● TASK REQUIREMENTS
Every record below is to be copied exactly, with its images omitted.

══════════════════════════════

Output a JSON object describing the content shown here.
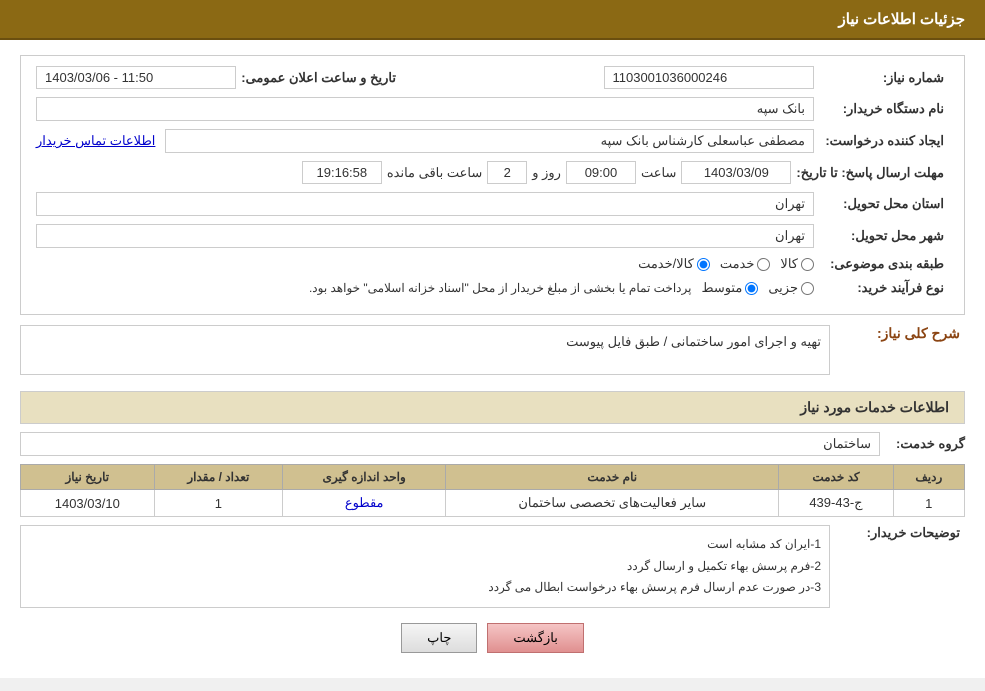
{
  "header": {
    "title": "جزئیات اطلاعات نیاز"
  },
  "fields": {
    "need_number_label": "شماره نیاز:",
    "need_number_value": "1103001036000246",
    "buyer_org_label": "نام دستگاه خریدار:",
    "buyer_org_value": "بانک سپه",
    "creator_label": "ایجاد کننده درخواست:",
    "creator_value": "مصطفی عباسعلی کارشناس بانک سپه",
    "creator_link": "اطلاعات تماس خریدار",
    "deadline_label": "مهلت ارسال پاسخ: تا تاریخ:",
    "deadline_date": "1403/03/09",
    "deadline_time_label": "ساعت",
    "deadline_time": "09:00",
    "deadline_days_label": "روز و",
    "deadline_days": "2",
    "deadline_remaining": "19:16:58",
    "deadline_remaining_label": "ساعت باقی مانده",
    "province_label": "استان محل تحویل:",
    "province_value": "تهران",
    "city_label": "شهر محل تحویل:",
    "city_value": "تهران",
    "category_label": "طبقه بندی موضوعی:",
    "category_options": [
      "کالا",
      "خدمت",
      "کالا/خدمت"
    ],
    "category_selected": "کالا",
    "process_label": "نوع فرآیند خرید:",
    "process_options": [
      "جزیی",
      "متوسط"
    ],
    "process_note": "پرداخت تمام یا بخشی از مبلغ خریدار از محل \"اسناد خزانه اسلامی\" خواهد بود.",
    "date_range_label": "تاریخ و ساعت اعلان عمومی:",
    "date_range_value": "1403/03/06 - 11:50"
  },
  "description_section": {
    "title": "شرح کلی نیاز:",
    "value": "تهیه و اجرای امور ساختمانی / طبق فایل پیوست"
  },
  "services_section": {
    "title": "اطلاعات خدمات مورد نیاز",
    "group_label": "گروه خدمت:",
    "group_value": "ساختمان",
    "table": {
      "columns": [
        "ردیف",
        "کد خدمت",
        "نام خدمت",
        "واحد اندازه گیری",
        "تعداد / مقدار",
        "تاریخ نیاز"
      ],
      "rows": [
        {
          "row_num": "1",
          "code": "ج-43-439",
          "name": "سایر فعالیت‌های تخصصی ساختمان",
          "unit": "مقطوع",
          "quantity": "1",
          "date": "1403/03/10"
        }
      ]
    }
  },
  "buyer_notes": {
    "label": "توضیحات خریدار:",
    "lines": [
      "1-ایران کد مشابه است",
      "2-فرم پرسش بهاء تکمیل و ارسال گردد",
      "3-در صورت عدم ارسال فرم پرسش بهاء درخواست ابطال می گردد"
    ]
  },
  "buttons": {
    "print_label": "چاپ",
    "back_label": "بازگشت"
  }
}
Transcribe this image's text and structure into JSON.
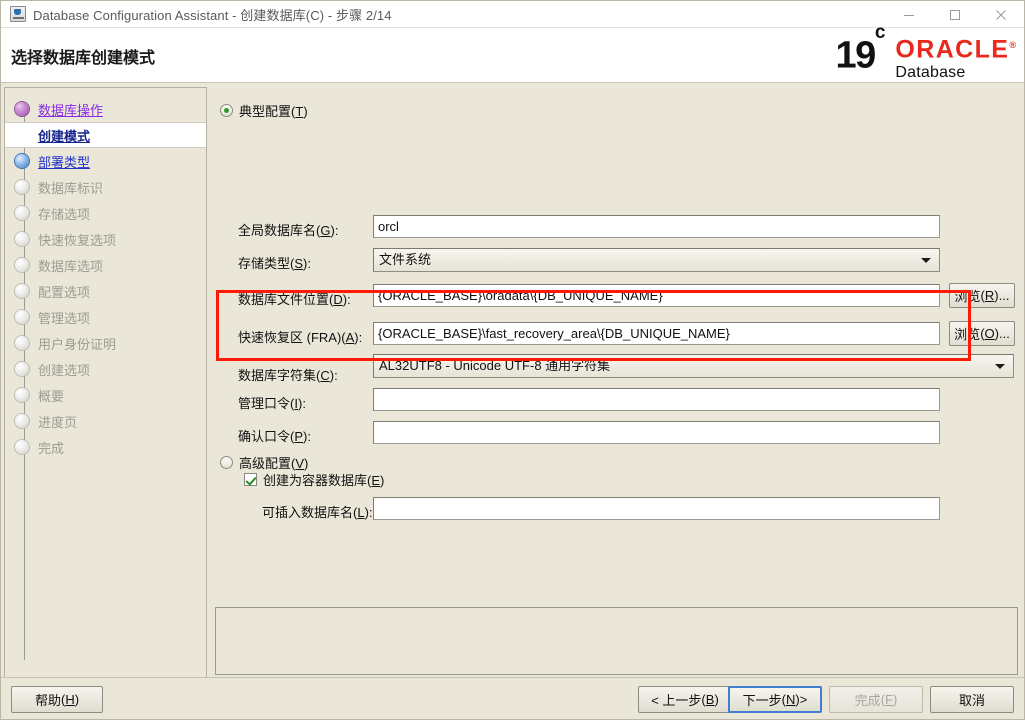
{
  "window": {
    "title": "Database Configuration Assistant - 创建数据库(C) - 步骤 2/14",
    "icon": "java-app-icon",
    "minimize_label": "—",
    "maximize_label": "□",
    "close_label": "✕"
  },
  "header": {
    "page_title": "选择数据库创建模式",
    "brand": {
      "version": "19",
      "version_sup": "c",
      "product": "ORACLE",
      "trademark": "®",
      "subtitle": "Database"
    }
  },
  "sidebar": {
    "items": [
      {
        "label": "数据库操作",
        "state": "visited"
      },
      {
        "label": "创建模式",
        "state": "current"
      },
      {
        "label": "部署类型",
        "state": "next"
      },
      {
        "label": "数据库标识",
        "state": "disabled"
      },
      {
        "label": "存储选项",
        "state": "disabled"
      },
      {
        "label": "快速恢复选项",
        "state": "disabled"
      },
      {
        "label": "数据库选项",
        "state": "disabled"
      },
      {
        "label": "配置选项",
        "state": "disabled"
      },
      {
        "label": "管理选项",
        "state": "disabled"
      },
      {
        "label": "用户身份证明",
        "state": "disabled"
      },
      {
        "label": "创建选项",
        "state": "disabled"
      },
      {
        "label": "概要",
        "state": "disabled"
      },
      {
        "label": "进度页",
        "state": "disabled"
      },
      {
        "label": "完成",
        "state": "disabled"
      }
    ]
  },
  "main": {
    "typical_radio": {
      "label": "典型配置",
      "mnemonic": "T",
      "selected": true
    },
    "advanced_radio": {
      "label": "高级配置",
      "mnemonic": "V",
      "selected": false
    },
    "fields": {
      "global_db_name": {
        "label": "全局数据库名",
        "mnemonic": "G",
        "value": "orcl"
      },
      "storage_type": {
        "label": "存储类型",
        "mnemonic": "S",
        "value": "文件系统"
      },
      "db_file_location": {
        "label": "数据库文件位置",
        "mnemonic": "D",
        "value": "{ORACLE_BASE}\\oradata\\{DB_UNIQUE_NAME}",
        "browse_label": "浏览",
        "browse_mnemonic": "R"
      },
      "fra": {
        "label": "快速恢复区 (FRA)",
        "mnemonic": "A",
        "value": "{ORACLE_BASE}\\fast_recovery_area\\{DB_UNIQUE_NAME}",
        "browse_label": "浏览",
        "browse_mnemonic": "O"
      },
      "charset": {
        "label": "数据库字符集",
        "mnemonic": "C",
        "value": "AL32UTF8 - Unicode UTF-8 通用字符集"
      },
      "admin_password": {
        "label": "管理口令",
        "mnemonic": "I",
        "value": ""
      },
      "confirm_password": {
        "label": "确认口令",
        "mnemonic": "P",
        "value": ""
      },
      "pdb_name": {
        "label": "可插入数据库名",
        "mnemonic": "L",
        "value": ""
      }
    },
    "container_checkbox": {
      "label": "创建为容器数据库",
      "mnemonic": "E",
      "checked": true
    },
    "highlight_color": "#FF1A05"
  },
  "footer": {
    "help": {
      "label": "帮助",
      "mnemonic": "H",
      "disabled": false
    },
    "back": {
      "label": "< 上一步",
      "mnemonic": "B",
      "disabled": false
    },
    "next": {
      "label": "下一步",
      "mnemonic": "N",
      "suffix": " >",
      "disabled": false,
      "focused": true
    },
    "finish": {
      "label": "完成",
      "mnemonic": "F",
      "disabled": true
    },
    "cancel": {
      "label": "取消",
      "disabled": false
    }
  }
}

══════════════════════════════

● ANSWER SPACE
Output a JSON object describing the content shown here.
{
  "header": {
    "title": "جزئیات اطلاعات نیاز"
  },
  "fields": {
    "need_number_label": "شماره نیاز:",
    "need_number_value": "1103001036000246",
    "buyer_org_label": "نام دستگاه خریدار:",
    "buyer_org_value": "بانک سپه",
    "creator_label": "ایجاد کننده درخواست:",
    "creator_value": "مصطفی عباسعلی کارشناس بانک سپه",
    "creator_link": "اطلاعات تماس خریدار",
    "deadline_label": "مهلت ارسال پاسخ: تا تاریخ:",
    "deadline_date": "1403/03/09",
    "deadline_time_label": "ساعت",
    "deadline_time": "09:00",
    "deadline_days_label": "روز و",
    "deadline_days": "2",
    "deadline_remaining": "19:16:58",
    "deadline_remaining_label": "ساعت باقی مانده",
    "province_label": "استان محل تحویل:",
    "province_value": "تهران",
    "city_label": "شهر محل تحویل:",
    "city_value": "تهران",
    "category_label": "طبقه بندی موضوعی:",
    "category_options": [
      "کالا",
      "خدمت",
      "کالا/خدمت"
    ],
    "category_selected": "کالا",
    "process_label": "نوع فرآیند خرید:",
    "process_options": [
      "جزیی",
      "متوسط"
    ],
    "process_note": "پرداخت تمام یا بخشی از مبلغ خریدار از محل \"اسناد خزانه اسلامی\" خواهد بود.",
    "date_range_label": "تاریخ و ساعت اعلان عمومی:",
    "date_range_value": "1403/03/06 - 11:50"
  },
  "description_section": {
    "title": "شرح کلی نیاز:",
    "value": "تهیه و اجرای امور ساختمانی / طبق فایل پیوست"
  },
  "services_section": {
    "title": "اطلاعات خدمات مورد نیاز",
    "group_label": "گروه خدمت:",
    "group_value": "ساختمان",
    "table": {
      "columns": [
        "ردیف",
        "کد خدمت",
        "نام خدمت",
        "واحد اندازه گیری",
        "تعداد / مقدار",
        "تاریخ نیاز"
      ],
      "rows": [
        {
          "row_num": "1",
          "code": "ج-43-439",
          "name": "سایر فعالیت‌های تخصصی ساختمان",
          "unit": "مقطوع",
          "quantity": "1",
          "date": "1403/03/10"
        }
      ]
    }
  },
  "buyer_notes": {
    "label": "توضیحات خریدار:",
    "lines": [
      "1-ایران کد مشابه است",
      "2-فرم پرسش بهاء تکمیل و ارسال گردد",
      "3-در صورت عدم ارسال فرم پرسش بهاء درخواست ابطال می گردد"
    ]
  },
  "buttons": {
    "print_label": "چاپ",
    "back_label": "بازگشت"
  }
}
Transcribe this image's text and structure into JSON.
{
  "window": {
    "title": "Database Configuration Assistant - 创建数据库(C) - 步骤 2/14",
    "icon": "java-app-icon",
    "minimize_label": "—",
    "maximize_label": "□",
    "close_label": "✕"
  },
  "header": {
    "page_title": "选择数据库创建模式",
    "brand": {
      "version": "19",
      "version_sup": "c",
      "product": "ORACLE",
      "trademark": "®",
      "subtitle": "Database"
    }
  },
  "sidebar": {
    "items": [
      {
        "label": "数据库操作",
        "state": "visited"
      },
      {
        "label": "创建模式",
        "state": "current"
      },
      {
        "label": "部署类型",
        "state": "next"
      },
      {
        "label": "数据库标识",
        "state": "disabled"
      },
      {
        "label": "存储选项",
        "state": "disabled"
      },
      {
        "label": "快速恢复选项",
        "state": "disabled"
      },
      {
        "label": "数据库选项",
        "state": "disabled"
      },
      {
        "label": "配置选项",
        "state": "disabled"
      },
      {
        "label": "管理选项",
        "state": "disabled"
      },
      {
        "label": "用户身份证明",
        "state": "disabled"
      },
      {
        "label": "创建选项",
        "state": "disabled"
      },
      {
        "label": "概要",
        "state": "disabled"
      },
      {
        "label": "进度页",
        "state": "disabled"
      },
      {
        "label": "完成",
        "state": "disabled"
      }
    ]
  },
  "main": {
    "typical_radio": {
      "label": "典型配置",
      "mnemonic": "T",
      "selected": true
    },
    "advanced_radio": {
      "label": "高级配置",
      "mnemonic": "V",
      "selected": false
    },
    "fields": {
      "global_db_name": {
        "label": "全局数据库名",
        "mnemonic": "G",
        "value": "orcl"
      },
      "storage_type": {
        "label": "存储类型",
        "mnemonic": "S",
        "value": "文件系统"
      },
      "db_file_location": {
        "label": "数据库文件位置",
        "mnemonic": "D",
        "value": "{ORACLE_BASE}\\oradata\\{DB_UNIQUE_NAME}",
        "browse_label": "浏览",
        "browse_mnemonic": "R"
      },
      "fra": {
        "label": "快速恢复区 (FRA)",
        "mnemonic": "A",
        "value": "{ORACLE_BASE}\\fast_recovery_area\\{DB_UNIQUE_NAME}",
        "browse_label": "浏览",
        "browse_mnemonic": "O"
      },
      "charset": {
        "label": "数据库字符集",
        "mnemonic": "C",
        "value": "AL32UTF8 - Unicode UTF-8 通用字符集"
      },
      "admin_password": {
        "label": "管理口令",
        "mnemonic": "I",
        "value": ""
      },
      "confirm_password": {
        "label": "确认口令",
        "mnemonic": "P",
        "value": ""
      },
      "pdb_name": {
        "label": "可插入数据库名",
        "mnemonic": "L",
        "value": ""
      }
    },
    "container_checkbox": {
      "label": "创建为容器数据库",
      "mnemonic": "E",
      "checked": true
    },
    "highlight_color": "#FF1A05"
  },
  "footer": {
    "help": {
      "label": "帮助",
      "mnemonic": "H",
      "disabled": false
    },
    "back": {
      "label": "< 上一步",
      "mnemonic": "B",
      "disabled": false
    },
    "next": {
      "label": "下一步",
      "mnemonic": "N",
      "suffix": " >",
      "disabled": false,
      "focused": true
    },
    "finish": {
      "label": "完成",
      "mnemonic": "F",
      "disabled": true
    },
    "cancel": {
      "label": "取消",
      "disabled": false
    }
  }
}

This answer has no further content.